Incidentally, congratulations to young chef Brandon Pridie of the Grapevine Restaurant at Gray Monk Estate Winery, on coming out on top in a black box competition on Sunshine Farms against four young colleagues recently. He won a three-month visit to Tuscany where he will work on a farm, immersed in the field to table concept, thanks to the dedication and commitment of the Okanagan Chefs’ Association.
Ricardo’s Panettone Bread pudding
This looks very decadent and delicious, but if you only make it for a special occasion, what the heck, eh? Ricardo says the Italian panettone, a sweet bread, can be found at Italian grocery stores. This makes a large quantity.
2 c. (500 ml) sugar
1 c. (250 ml) milk
2 c. (500 ml) heavy cream
1/2 c. (125 ml) milk
1/2 c. (125 ml) heavy cream
1/2 c. (125 ml) sugar
1/4 c. (60 ml) amaretto
1 tsp. (5 ml) cornstarch
Pre-heat oven to 350 F.
Slice panettone into small cubes and arrange in a deep 9×12-inch oven-safe pan.
In a bowl, mix remaining bread pudding ingredients well. Pour into pan, until the bread is saturated.
Bake, uncovered, 45 minutes to one hour, or until the middle of the pudding is about to set. Remove from the oven and cool at room temperature. The middle should finish setting while the pudding cools.
Make the glaze by heating all the glaze ingredients in a pot to a simmering boil.
Combine the cornstarch with about a tablespoon of cold water until well-blended.
Slowly stir the slurry into the pot, until thickened to a nice pouring consistency. Use more or less to achieve the proper viscosity.
Spoon the bread pudding into a serving bowl and drizzle it with glaze.
Ricardo’s Veal Saltimbocca
Apparently Saltimbocca translates from Italian to English, as something like ‘to jump off the mouth,’ or flavoured to delight the taste buds, and this is very tasty. I did find the cheese didn’t brown at all in the time recommended in the oven so I had to turn on the broiler for a minute. We paired this, very effectively, with a pinot grigio wine from the Okanagan but I think the Beaujolais Nouveau now out or a light pinot noir would also be good.
24 oz. (680 g) veal strip loin
1 tbsp. (15 ml) vegetable oil
4 slices prosciutto
8 whole sage leaves
8 thin slices provolone cheese
salt & pepper, parsley, chillies
1/3 c. (75 ml) chicken stock
1 tbsp. (15 ml) butter
Cut strip loin into eight thin 3 oz. pieces. With a meat tenderizing hammer, gently pound veal even thinner, to cutlet style.
Over medium heat, in a hot non-stick pan, quickly pan sear one side of veal in oil for one minute, seasoning with parsley, chillies, salt and pepper. Turn over and remove from heat.

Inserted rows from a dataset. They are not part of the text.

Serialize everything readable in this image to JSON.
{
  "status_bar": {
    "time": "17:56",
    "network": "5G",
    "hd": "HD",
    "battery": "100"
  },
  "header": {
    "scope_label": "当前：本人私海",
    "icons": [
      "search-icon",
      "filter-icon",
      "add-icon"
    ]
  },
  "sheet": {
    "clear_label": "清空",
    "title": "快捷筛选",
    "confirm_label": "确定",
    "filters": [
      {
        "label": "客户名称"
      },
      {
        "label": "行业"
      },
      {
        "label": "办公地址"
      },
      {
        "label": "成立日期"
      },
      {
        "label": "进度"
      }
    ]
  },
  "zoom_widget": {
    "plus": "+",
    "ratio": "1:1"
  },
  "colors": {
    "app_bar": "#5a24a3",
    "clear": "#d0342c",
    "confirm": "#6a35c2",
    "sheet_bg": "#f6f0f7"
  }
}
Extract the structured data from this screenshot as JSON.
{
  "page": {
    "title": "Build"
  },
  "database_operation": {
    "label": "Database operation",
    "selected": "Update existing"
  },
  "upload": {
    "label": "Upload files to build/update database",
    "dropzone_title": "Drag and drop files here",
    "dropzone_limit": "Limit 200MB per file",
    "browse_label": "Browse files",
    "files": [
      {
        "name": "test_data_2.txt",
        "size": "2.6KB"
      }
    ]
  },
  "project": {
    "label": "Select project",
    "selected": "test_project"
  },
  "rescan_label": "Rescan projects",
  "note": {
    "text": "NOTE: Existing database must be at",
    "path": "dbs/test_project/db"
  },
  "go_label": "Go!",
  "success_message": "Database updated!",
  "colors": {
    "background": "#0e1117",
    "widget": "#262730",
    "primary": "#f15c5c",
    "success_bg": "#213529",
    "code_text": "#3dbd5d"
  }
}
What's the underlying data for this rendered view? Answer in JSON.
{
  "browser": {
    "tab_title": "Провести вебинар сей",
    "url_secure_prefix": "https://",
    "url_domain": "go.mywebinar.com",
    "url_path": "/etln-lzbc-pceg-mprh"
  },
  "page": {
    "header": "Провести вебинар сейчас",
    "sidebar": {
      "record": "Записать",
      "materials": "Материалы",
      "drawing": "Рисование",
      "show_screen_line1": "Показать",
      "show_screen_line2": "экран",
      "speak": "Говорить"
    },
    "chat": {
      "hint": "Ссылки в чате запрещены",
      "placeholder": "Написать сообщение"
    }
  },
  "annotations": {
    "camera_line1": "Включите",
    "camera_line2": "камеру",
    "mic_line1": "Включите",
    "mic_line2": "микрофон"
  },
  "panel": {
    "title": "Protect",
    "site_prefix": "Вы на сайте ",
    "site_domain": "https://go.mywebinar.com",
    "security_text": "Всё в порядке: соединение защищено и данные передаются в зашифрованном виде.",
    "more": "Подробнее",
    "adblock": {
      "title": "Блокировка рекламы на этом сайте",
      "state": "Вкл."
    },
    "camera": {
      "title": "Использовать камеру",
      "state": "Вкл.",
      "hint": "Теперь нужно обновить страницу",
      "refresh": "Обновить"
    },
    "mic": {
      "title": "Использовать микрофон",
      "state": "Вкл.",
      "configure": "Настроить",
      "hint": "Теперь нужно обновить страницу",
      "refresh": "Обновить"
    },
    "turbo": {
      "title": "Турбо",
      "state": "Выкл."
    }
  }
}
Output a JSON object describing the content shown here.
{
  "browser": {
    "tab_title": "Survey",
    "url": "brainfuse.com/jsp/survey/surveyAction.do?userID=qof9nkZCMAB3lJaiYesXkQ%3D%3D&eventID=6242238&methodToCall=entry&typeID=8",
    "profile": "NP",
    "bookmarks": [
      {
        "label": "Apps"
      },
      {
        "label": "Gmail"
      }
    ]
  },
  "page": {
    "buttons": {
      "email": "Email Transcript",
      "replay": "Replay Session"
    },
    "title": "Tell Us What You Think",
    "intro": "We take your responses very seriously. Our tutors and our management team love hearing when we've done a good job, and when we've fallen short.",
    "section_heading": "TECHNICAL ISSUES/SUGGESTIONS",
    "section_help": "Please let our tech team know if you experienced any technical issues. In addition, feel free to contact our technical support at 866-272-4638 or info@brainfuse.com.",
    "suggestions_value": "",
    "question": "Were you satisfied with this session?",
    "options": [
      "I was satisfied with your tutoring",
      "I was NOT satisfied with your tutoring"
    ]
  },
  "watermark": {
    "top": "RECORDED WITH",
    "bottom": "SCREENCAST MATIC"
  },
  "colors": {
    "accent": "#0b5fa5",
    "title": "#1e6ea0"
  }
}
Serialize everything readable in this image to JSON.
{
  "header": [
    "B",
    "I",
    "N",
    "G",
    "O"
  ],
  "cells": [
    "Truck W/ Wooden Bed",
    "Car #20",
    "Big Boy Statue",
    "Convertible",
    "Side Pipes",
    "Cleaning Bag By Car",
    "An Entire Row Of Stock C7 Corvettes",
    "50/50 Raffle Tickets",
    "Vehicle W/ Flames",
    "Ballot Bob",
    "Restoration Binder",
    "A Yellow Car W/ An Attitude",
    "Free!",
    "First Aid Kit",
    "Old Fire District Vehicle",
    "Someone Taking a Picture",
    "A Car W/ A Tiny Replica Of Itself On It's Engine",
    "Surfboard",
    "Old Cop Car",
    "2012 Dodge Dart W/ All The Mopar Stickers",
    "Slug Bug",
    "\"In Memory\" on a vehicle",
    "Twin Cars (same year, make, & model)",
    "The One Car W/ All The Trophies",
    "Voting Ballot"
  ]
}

On each piece of veal place one sage leaf, one slice of prosciutto and one slice of provolone cheese, in that order.
Bake in an oven-safe pan at 400 F for five to seven minutes or until cheese is nicely melted.
Remove pan from oven and place finished veal on a serving tray.
Place hot pan with drippings on medium heat and add stock. Once simmering, stir in the butter to make a glaze. Pour the sauce over the veal and serve.